As Chaplains' Representative I have been the beneficiary of this commitment and I have gained much from the UTS professional approach. The people I most wish to thank in this respect are Chris Hepperlin and Brett Smout and their staff at Student Services. The most important thing they offer is a professional commitment to the partnership ideal. There have been very few chaplains' meetings in my 14 years of the chaplaincy at UTS without Chris or Brett present to assist us. This is the envy of chaplaincies everywhere. But that would not happen without the commitment of the UTS Executive. Over these 14 years we have had the support of Chancellors and Vice-Chancellors. The present Vice-Chancellor and President, Professor Ross Milbourne and the Deputy Vice-Chancellor (Teaching, Learning & Equity), Professor Shirley Alexander are active supporters of the Multifaith Centre. I know past members of the executive have been very influential in the development of the Centre. I won't mention them all, but I must thank two great supporters of the UTS chaplaincy, and of me personally, and that is the previous Chancellor, Sir Gerard Brennan and the recently retired Registrar, Dr Jeff FitzGerald.
May I thank my colleagues of all faiths and denominations who have assisted as multifaith chaplains here at UTS. It has been a very rewarding experience to be a co-worker and facilitator of the group. Only one chaplain remains from the original group - John Hirt, the Uniting Church chaplain. Other serving Christian chaplains I have been privileged to work with include Colin Scott, recently resigned; Stephen Tanuwijaya; Mike Paget and Rhombus Ning. It has been a great privilege to work with Buddhist chaplains, Brian White and Venerable Mahinda; Jewish chaplain, Shmuel Markovits and recent Bahai chaplains Sue Thomas, Nazrin Adel and Leo Newport. There have been Muslim chaplains at UTS although there is no Muslim serving on the Multifaith team at the moment.
There are so many others I wish to thank for their support during my time at UTS. They are too numerous to mention by name but they include members of the UTS Administration, Equity and Diversity Unit, UTS Union, The Students' Association, Security, Room bookings, Faculty members, UTS Library, Research and Innovation Office, Human Resources and the UTS Gallery.

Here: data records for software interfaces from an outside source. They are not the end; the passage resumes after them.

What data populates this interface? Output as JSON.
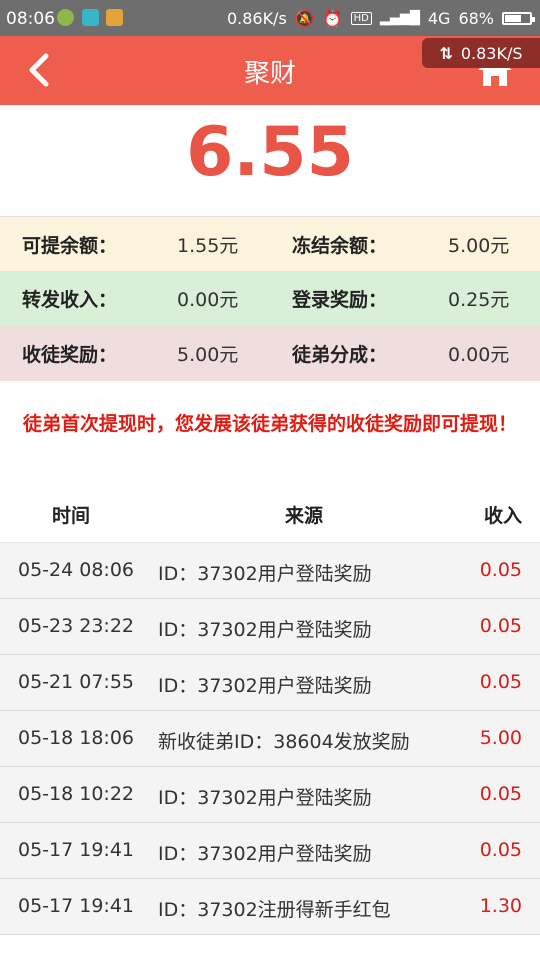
{
  "status_bar": {
    "time": "08:06",
    "net_speed": "0.86K/s",
    "hd": "HD",
    "network": "4G",
    "battery": "68%",
    "battery_level": 0.68
  },
  "header": {
    "title": "聚财",
    "speed_overlay": "0.83K/S"
  },
  "total": "6.55",
  "stats": [
    {
      "l1": "可提余额：",
      "v1": "1.55元",
      "l2": "冻结余额：",
      "v2": "5.00元"
    },
    {
      "l1": "转发收入：",
      "v1": "0.00元",
      "l2": "登录奖励：",
      "v2": "0.25元"
    },
    {
      "l1": "收徒奖励：",
      "v1": "5.00元",
      "l2": "徒弟分成：",
      "v2": "0.00元"
    }
  ],
  "notice": "徒弟首次提现时，您发展该徒弟获得的收徒奖励即可提现！",
  "table": {
    "headers": {
      "time": "时间",
      "source": "来源",
      "income": "收入"
    },
    "rows": [
      {
        "time": "05-24 08:06",
        "source": "ID：37302用户登陆奖励",
        "amount": "0.05"
      },
      {
        "time": "05-23 23:22",
        "source": "ID：37302用户登陆奖励",
        "amount": "0.05"
      },
      {
        "time": "05-21 07:55",
        "source": "ID：37302用户登陆奖励",
        "amount": "0.05"
      },
      {
        "time": "05-18 18:06",
        "source": "新收徒弟ID：38604发放奖励",
        "amount": "5.00"
      },
      {
        "time": "05-18 10:22",
        "source": "ID：37302用户登陆奖励",
        "amount": "0.05"
      },
      {
        "time": "05-17 19:41",
        "source": "ID：37302用户登陆奖励",
        "amount": "0.05"
      },
      {
        "time": "05-17 19:41",
        "source": "ID：37302注册得新手红包",
        "amount": "1.30"
      }
    ]
  },
  "colors": {
    "header": "#ef5d4d",
    "accent_red": "#e85547",
    "income_red": "#d2201a"
  },
  "icons": [
    "back-arrow-icon",
    "home-icon",
    "sync-arrows-icon"
  ]
}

Finally I wish to thank my family. In different ways they have been associated with UTS over these years. My niece, Lisa is a graduate of UTS in my time here; Chris, my brother, has mentored UTS accountancy students at AMP and others have attended various events here. They are a great support in my life and work and I am so pleased some family members are here today to celebrate 14 wonderful years at UTS.
I will greatly miss UTS students, staff and the learning community but I hope I will still participate in this great learning and teaching community as an alumnus and through many UTS colleagues and friends. Thank you all.
See UTS website for picture